To illustrate this, let’s indulge in a thought experiment in which a secession movement splits the United States into two independent pieces, with the boundary at the Mississippi River. In such a scenario, citizens of the two countries would suddenly find themselves with two countries from which to choose, with both choices offering similar climates, cultural amenities, and languages. Relocation from one to the other would also place emigrants no further away than a short plane ride or automobile trip. The populations of cities along the border, such as St. Louis and Minneapolis would boom as residents attempted to pick and choose among opportunities offered on both sides of the border.
Obviously, if secession then continued to other jurisdictions, and the old US is broken up into several or even dozens of new jurisdictions, the choices among regimes available to residents would multiply.

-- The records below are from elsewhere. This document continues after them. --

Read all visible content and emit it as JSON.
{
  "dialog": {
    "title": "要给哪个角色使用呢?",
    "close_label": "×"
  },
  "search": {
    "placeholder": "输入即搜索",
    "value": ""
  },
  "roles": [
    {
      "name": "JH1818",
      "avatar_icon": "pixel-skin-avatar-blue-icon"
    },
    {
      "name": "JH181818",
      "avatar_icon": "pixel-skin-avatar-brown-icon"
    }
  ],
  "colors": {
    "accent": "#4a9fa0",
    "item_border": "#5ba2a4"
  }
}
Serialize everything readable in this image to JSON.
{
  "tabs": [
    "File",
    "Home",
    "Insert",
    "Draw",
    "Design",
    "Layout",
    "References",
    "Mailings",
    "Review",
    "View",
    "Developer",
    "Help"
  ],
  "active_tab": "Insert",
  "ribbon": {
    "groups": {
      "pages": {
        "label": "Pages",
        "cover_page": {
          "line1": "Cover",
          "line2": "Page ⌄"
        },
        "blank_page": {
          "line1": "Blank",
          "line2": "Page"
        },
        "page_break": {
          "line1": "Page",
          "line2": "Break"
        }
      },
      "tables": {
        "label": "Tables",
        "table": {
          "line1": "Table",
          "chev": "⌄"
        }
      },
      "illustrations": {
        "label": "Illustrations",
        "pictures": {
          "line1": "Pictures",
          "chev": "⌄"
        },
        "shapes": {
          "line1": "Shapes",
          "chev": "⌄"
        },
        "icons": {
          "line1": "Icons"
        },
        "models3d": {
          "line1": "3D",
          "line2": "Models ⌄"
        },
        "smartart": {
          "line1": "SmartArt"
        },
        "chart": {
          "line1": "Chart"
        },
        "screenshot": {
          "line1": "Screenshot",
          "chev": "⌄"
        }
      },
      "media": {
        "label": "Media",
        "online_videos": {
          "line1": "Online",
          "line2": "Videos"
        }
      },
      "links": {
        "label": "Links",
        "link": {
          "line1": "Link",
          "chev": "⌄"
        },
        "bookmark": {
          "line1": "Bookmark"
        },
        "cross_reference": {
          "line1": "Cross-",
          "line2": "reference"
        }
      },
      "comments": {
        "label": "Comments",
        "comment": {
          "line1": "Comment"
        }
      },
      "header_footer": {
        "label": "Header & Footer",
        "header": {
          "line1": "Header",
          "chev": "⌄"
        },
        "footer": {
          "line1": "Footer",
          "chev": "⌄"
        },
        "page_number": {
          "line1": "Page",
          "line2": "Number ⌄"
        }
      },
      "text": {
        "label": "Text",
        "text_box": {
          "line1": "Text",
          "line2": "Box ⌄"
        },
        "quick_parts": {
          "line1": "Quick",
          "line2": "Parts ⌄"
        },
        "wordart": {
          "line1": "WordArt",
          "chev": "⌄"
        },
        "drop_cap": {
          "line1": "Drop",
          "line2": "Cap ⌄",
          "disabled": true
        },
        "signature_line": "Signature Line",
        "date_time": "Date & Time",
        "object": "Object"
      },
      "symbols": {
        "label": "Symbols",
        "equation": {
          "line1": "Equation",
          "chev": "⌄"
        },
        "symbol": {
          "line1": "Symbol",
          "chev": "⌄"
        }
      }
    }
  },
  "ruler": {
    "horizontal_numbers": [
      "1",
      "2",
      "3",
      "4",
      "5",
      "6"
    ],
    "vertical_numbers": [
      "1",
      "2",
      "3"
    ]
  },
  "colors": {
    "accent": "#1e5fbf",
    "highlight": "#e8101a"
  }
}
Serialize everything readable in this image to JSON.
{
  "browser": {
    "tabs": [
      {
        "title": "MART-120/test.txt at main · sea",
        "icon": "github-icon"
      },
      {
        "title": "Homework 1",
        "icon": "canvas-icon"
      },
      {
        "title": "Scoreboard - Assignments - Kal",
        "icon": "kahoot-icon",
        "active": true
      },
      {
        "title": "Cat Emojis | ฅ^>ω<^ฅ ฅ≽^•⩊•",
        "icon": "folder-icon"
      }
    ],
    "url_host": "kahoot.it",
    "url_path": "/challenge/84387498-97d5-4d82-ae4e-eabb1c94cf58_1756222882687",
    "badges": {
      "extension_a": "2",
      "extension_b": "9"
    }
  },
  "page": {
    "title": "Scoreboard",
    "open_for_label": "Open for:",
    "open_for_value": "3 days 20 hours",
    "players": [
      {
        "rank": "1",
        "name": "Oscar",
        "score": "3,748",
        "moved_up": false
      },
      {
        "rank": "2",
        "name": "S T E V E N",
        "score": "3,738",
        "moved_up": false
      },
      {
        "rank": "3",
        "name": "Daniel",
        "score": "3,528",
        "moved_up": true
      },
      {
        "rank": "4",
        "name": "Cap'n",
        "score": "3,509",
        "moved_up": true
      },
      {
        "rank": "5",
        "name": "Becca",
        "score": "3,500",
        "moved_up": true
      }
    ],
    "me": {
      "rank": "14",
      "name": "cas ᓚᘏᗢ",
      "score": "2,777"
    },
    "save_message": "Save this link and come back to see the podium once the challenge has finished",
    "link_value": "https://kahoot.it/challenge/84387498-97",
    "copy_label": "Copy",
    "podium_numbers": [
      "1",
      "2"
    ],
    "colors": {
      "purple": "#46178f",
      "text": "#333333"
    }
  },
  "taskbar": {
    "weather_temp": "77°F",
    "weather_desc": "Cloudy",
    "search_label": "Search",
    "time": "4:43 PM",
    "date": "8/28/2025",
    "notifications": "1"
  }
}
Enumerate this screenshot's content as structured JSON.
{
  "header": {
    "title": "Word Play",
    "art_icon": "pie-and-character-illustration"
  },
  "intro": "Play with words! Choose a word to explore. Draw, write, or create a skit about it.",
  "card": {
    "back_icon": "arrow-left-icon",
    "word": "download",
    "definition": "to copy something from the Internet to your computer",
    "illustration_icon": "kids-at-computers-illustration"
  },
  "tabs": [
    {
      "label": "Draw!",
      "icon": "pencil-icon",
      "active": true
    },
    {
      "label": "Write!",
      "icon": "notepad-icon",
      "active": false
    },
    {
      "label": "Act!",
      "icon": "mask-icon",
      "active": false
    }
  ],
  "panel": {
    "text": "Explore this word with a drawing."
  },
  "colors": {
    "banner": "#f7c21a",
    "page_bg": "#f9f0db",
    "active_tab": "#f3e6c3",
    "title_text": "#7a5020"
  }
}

Emigration would become a much less daunting affair (especially for those with money and assets who would be welcomed by other jurisdictions) and one would be far more likely to make the plunge based on economic considerations.
Naturally, states are well aware of these realities too, which is why the federal government works tirelessly to supersede the variety offered by state laws with uniform federal law on everything from banking to gay marriage. In spite of all of this, people still “vote with their feet” by moving from high tax states, cities, and counties to low-tax states, cities, and counties. The feds tolerate this because they have the all-important income tax, capital gains taxes, and more. Try to escape those taxes, and you’ll find you won’t “love it.”
The Essence of Liberty Volume III: Liberty: A Universal Political Ethic. This is the volume that pulls it all together. With reference to Hans-Hermann Hoppe’s description of Murray Rothbard’s work, it is a “unique contribution to the rediscovery of property and property rights as the common foundation of both economics and political philosophy, and the systematic reconstruction and conceptual integration of modern, marginalist economics and natural-law political philosophy into a unified moral science: libertarianism.” Available in both paperback and Kindle versions.
You might be interested in the other two volumes of this three volume set: The Essence of Liberty Volume I: Liberty and History and The Essence of Liberty Volume II: The Economics of Liberty